President Barack Obama is not the only one calling for reform of the filibuster this week. Progressive blogger Matthew Yglesias talked with ACSblog about the filibuster's impact on the judicial confirmations process, following a lunchtime discussion with members of ACS's Washington, D.C. Chapter on unprecedented abuse of the filibuster and prospects for change.
Yglesias, a fellow with the Center for American Progress Action Fund, explained that use of the filibuster used to be rare, but that in recent years, "it's become the case that absolutely everything is put up for a 60-vote threshold.

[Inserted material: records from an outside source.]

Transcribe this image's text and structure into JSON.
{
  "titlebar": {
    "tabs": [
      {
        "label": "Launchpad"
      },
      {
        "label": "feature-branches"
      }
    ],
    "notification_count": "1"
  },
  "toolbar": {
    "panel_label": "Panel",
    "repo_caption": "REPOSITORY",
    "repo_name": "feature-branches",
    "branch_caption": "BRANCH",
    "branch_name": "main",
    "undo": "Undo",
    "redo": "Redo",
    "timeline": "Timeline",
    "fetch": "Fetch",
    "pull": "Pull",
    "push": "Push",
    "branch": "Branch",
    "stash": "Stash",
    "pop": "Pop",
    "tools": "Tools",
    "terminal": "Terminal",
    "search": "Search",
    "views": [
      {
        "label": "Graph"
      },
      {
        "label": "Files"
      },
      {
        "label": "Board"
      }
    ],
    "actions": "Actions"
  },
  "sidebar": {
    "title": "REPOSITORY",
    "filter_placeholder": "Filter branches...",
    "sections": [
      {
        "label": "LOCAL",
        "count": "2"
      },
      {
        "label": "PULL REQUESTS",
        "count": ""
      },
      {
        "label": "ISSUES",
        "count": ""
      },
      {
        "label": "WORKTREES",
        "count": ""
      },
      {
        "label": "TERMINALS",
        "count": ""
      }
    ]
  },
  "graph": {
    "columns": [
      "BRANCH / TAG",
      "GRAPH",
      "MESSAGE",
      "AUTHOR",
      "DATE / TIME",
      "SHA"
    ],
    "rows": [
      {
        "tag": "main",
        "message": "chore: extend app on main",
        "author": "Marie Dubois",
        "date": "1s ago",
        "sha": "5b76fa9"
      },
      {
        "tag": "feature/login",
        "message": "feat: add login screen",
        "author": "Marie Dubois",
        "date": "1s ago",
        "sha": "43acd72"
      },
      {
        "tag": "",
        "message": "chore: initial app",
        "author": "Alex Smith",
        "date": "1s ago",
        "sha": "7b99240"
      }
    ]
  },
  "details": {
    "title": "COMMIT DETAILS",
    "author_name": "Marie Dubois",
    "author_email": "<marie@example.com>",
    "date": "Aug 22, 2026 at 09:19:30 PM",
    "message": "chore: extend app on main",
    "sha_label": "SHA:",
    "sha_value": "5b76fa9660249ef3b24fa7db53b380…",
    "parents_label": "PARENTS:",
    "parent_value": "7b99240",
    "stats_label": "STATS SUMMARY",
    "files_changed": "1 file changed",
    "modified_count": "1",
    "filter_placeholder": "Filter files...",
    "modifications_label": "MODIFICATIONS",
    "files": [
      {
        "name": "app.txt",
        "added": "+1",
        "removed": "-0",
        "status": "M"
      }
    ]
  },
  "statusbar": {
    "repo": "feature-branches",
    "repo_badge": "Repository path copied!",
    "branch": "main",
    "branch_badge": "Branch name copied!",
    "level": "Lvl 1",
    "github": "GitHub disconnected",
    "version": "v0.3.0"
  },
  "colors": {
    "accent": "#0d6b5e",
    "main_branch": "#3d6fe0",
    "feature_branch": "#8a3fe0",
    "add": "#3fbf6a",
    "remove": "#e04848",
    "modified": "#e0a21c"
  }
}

We've seen a huge increase in the use of somewhat obscure procedural tactics purely to delay things, so that even when the votes exist to pass a measure or confirm somebody, it can take many many days' worth of Senate floor time to actually get that vote scheduled."
This delay takes a particular toll on the confirmation process, because no one nomination seems worth the time it would take to get to a vote, even when the nominee easily has the votes to be confirmed, Yglesias explained.
"We have a huge number of vacancies and no real prospect for getting them filled unless there's some kind of change in the procedures," Yglesias said.
Watch the interview below, or click here to download it as a podcast:
Visit JudicialNominations.org to learn more about the judicial vacancies crisis and track developments.